If a line of the records contains the word "content", list it.

** Opening THE DATA block **

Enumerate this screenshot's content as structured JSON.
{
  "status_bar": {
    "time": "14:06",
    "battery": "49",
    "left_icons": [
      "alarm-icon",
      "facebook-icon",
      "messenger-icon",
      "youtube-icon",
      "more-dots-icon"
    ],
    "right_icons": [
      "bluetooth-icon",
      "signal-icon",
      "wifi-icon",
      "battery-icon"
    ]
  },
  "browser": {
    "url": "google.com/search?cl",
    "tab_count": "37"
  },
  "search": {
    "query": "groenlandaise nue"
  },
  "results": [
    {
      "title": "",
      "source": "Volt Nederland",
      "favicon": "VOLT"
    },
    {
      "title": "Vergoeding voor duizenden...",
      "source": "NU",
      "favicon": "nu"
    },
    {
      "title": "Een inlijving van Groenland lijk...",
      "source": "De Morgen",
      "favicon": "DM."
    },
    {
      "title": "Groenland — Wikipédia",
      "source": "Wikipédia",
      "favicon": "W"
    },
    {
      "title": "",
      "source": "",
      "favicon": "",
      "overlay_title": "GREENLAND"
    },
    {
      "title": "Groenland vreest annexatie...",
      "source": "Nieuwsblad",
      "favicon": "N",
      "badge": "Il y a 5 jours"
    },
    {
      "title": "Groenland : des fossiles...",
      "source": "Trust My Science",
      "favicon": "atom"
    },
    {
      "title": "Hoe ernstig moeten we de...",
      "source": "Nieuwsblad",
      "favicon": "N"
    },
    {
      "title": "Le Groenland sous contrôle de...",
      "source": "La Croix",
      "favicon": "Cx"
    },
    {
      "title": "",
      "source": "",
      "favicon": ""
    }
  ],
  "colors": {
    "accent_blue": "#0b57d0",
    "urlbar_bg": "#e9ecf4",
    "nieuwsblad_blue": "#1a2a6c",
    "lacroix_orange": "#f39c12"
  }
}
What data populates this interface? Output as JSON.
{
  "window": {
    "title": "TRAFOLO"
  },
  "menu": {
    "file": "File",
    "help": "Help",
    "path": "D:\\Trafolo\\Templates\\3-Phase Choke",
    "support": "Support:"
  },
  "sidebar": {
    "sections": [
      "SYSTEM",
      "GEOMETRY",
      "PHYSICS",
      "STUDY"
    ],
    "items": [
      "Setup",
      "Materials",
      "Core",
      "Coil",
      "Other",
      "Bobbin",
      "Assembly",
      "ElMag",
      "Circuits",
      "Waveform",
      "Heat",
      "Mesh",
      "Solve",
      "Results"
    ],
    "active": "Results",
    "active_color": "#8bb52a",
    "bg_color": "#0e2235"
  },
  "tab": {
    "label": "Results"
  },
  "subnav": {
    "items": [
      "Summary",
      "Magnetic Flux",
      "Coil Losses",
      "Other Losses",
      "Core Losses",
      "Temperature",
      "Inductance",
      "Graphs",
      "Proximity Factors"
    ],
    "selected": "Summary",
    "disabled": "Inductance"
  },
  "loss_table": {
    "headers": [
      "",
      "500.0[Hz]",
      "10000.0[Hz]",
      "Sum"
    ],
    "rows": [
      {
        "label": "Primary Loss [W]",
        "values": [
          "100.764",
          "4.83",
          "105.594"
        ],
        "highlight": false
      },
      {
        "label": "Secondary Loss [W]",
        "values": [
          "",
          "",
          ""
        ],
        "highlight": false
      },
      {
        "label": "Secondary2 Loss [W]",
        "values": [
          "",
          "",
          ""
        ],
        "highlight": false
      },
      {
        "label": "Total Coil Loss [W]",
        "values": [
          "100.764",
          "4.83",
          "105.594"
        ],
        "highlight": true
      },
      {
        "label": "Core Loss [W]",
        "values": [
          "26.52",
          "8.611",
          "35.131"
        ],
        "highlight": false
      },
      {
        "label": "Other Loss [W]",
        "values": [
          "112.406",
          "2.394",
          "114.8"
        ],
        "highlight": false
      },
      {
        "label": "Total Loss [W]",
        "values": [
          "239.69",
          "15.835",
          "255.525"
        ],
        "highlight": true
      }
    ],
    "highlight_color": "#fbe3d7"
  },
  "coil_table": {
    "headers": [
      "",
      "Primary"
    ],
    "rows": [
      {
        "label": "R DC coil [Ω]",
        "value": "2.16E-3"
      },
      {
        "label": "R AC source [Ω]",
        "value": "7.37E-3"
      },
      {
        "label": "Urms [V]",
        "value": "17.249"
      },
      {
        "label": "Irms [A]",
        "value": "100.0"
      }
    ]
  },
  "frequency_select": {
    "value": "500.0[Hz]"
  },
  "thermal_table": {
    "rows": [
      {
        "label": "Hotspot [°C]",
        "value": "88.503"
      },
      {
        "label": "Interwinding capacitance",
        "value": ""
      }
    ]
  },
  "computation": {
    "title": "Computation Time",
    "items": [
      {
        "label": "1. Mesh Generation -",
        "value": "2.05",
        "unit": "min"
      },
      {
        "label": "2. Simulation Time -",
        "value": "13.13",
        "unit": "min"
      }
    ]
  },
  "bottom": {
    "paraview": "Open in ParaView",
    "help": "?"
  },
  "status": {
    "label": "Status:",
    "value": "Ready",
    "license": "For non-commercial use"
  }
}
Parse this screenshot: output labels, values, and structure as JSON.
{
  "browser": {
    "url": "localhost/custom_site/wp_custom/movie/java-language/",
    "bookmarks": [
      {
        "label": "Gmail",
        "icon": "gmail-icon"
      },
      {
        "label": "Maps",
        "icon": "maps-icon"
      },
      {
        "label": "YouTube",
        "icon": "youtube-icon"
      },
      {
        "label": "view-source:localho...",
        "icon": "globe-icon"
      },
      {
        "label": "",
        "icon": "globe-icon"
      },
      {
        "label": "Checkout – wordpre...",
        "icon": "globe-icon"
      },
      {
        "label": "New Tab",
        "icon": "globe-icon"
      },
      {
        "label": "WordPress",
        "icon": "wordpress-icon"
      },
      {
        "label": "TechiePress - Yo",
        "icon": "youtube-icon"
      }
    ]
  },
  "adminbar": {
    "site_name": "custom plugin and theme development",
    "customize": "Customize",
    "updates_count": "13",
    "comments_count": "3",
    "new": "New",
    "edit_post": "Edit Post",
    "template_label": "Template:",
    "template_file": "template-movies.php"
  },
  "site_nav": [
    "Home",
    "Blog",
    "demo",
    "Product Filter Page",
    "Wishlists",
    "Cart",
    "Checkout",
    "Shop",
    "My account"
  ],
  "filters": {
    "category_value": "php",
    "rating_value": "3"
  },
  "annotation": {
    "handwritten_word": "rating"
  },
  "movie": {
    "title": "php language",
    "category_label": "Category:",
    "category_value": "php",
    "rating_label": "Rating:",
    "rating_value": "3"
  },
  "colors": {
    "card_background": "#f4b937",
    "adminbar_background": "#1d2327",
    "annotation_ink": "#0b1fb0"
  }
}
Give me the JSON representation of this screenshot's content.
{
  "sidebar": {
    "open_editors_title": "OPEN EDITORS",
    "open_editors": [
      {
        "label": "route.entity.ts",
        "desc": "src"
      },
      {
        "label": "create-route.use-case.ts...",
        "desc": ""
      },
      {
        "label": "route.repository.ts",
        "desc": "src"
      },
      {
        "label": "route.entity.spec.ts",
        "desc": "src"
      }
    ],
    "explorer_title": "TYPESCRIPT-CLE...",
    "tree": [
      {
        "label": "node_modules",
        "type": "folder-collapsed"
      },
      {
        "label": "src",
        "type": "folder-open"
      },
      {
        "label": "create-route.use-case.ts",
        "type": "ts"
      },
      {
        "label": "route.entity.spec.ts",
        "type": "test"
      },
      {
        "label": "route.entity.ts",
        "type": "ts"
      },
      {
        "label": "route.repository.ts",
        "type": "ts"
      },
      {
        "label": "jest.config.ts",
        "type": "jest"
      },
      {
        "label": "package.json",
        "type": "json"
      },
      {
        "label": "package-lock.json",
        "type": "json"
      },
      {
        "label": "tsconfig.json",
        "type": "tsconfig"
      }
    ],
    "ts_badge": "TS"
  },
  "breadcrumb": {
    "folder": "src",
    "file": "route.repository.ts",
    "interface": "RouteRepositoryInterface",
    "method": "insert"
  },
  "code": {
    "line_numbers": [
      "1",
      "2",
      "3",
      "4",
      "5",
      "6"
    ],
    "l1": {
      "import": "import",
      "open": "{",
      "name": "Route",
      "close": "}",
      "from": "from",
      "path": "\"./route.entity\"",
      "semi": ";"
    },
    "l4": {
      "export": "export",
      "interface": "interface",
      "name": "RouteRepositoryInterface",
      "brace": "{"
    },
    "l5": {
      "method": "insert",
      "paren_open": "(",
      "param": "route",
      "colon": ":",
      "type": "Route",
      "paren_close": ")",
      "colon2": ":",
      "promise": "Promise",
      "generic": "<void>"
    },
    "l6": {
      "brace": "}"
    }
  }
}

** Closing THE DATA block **

- ANSWER TO THE EXERCISE:
Enumerate this screenshot's content as structured JSON.
Give me the JSON representation of this screenshot's content.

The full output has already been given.